=== Begin Enclosure ===
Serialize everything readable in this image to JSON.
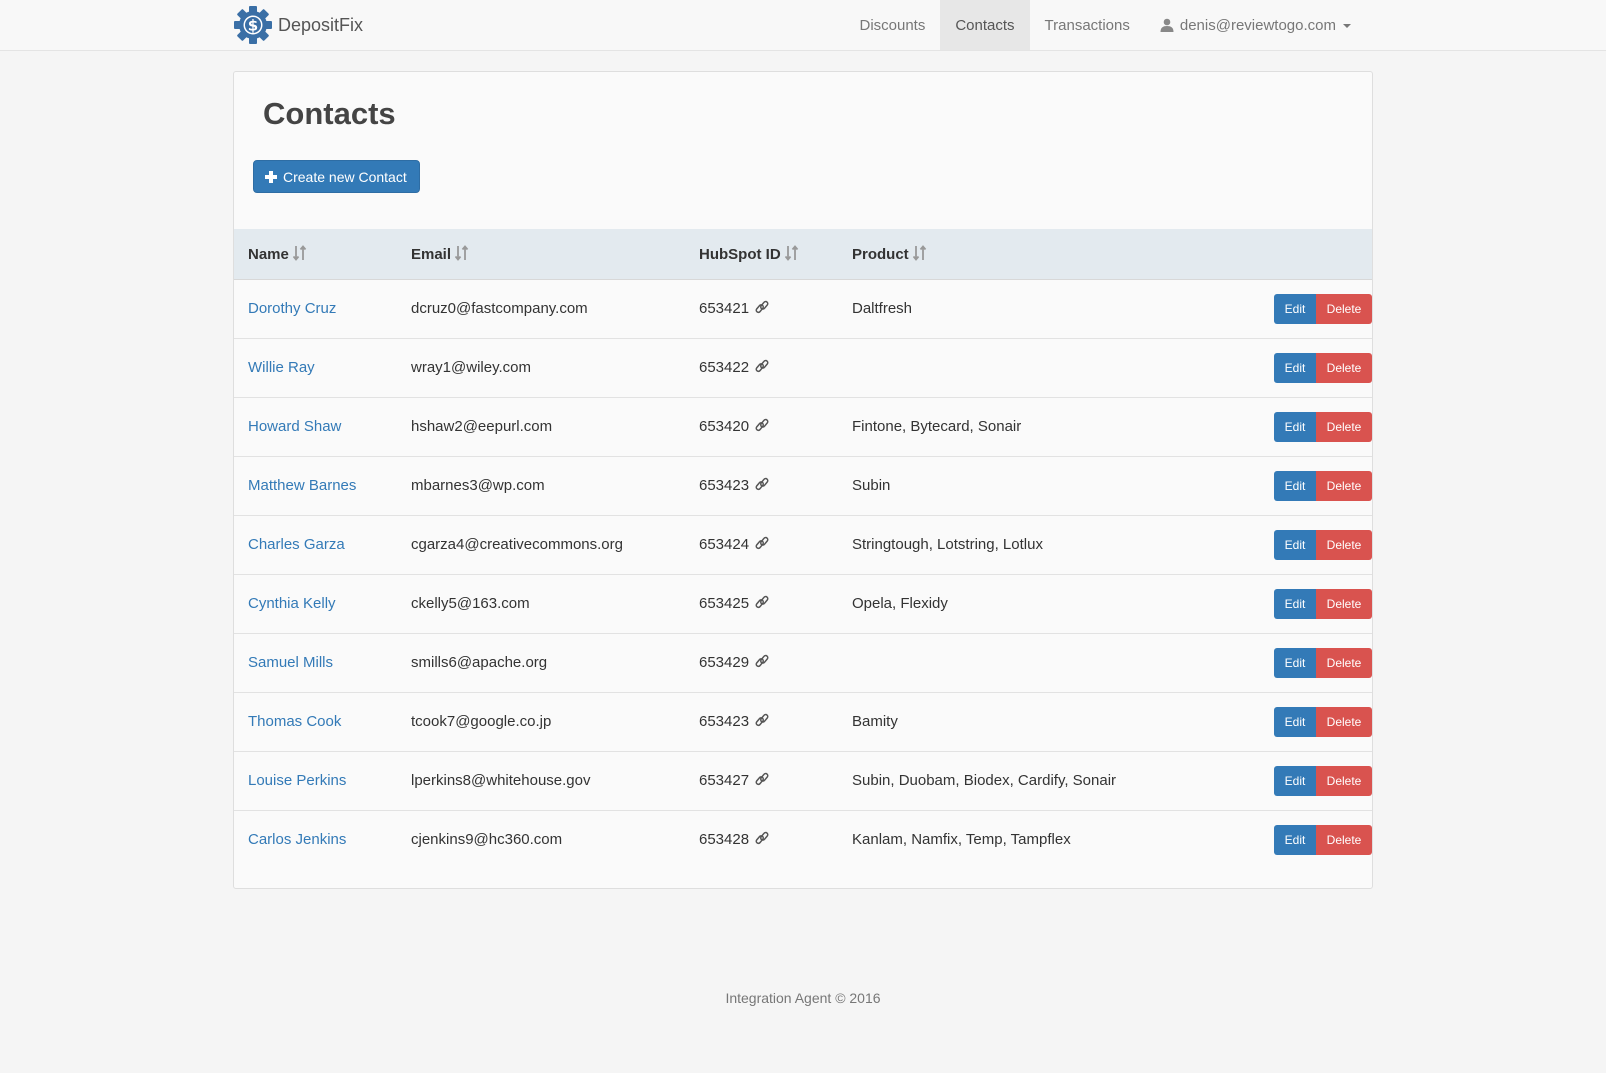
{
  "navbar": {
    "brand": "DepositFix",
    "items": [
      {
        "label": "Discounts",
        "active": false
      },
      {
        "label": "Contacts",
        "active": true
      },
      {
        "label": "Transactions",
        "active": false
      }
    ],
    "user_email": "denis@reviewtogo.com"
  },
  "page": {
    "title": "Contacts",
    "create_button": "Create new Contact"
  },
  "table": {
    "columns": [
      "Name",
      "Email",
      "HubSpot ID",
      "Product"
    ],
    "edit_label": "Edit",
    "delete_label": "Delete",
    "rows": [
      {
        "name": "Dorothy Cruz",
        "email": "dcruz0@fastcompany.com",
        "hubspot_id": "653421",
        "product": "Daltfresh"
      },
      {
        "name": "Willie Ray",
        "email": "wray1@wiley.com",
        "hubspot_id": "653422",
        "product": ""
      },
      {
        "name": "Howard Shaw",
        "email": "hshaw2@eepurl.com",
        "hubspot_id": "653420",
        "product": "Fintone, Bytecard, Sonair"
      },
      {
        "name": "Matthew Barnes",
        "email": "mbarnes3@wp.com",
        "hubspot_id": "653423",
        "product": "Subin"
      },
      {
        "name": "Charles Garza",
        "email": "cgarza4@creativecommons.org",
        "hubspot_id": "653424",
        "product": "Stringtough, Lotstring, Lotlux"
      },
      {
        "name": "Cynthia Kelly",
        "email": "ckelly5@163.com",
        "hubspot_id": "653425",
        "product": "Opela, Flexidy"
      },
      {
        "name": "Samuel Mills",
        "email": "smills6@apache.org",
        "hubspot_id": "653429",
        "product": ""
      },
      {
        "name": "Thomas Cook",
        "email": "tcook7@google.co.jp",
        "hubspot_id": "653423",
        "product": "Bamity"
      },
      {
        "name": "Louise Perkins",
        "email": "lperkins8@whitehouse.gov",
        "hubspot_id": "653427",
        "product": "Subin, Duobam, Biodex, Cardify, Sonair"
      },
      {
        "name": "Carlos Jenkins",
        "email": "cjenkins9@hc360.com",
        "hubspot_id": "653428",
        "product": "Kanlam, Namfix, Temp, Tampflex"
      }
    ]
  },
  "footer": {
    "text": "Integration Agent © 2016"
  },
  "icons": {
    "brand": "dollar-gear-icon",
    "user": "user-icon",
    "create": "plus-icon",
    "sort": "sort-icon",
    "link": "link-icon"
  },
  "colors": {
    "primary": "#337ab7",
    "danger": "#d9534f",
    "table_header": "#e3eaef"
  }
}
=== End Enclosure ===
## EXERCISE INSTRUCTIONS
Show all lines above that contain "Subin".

## REPLY TO THE EXERCISE
        "product": "Subin"
        "product": "Subin, Duobam, Biodex, Cardify, Sonair"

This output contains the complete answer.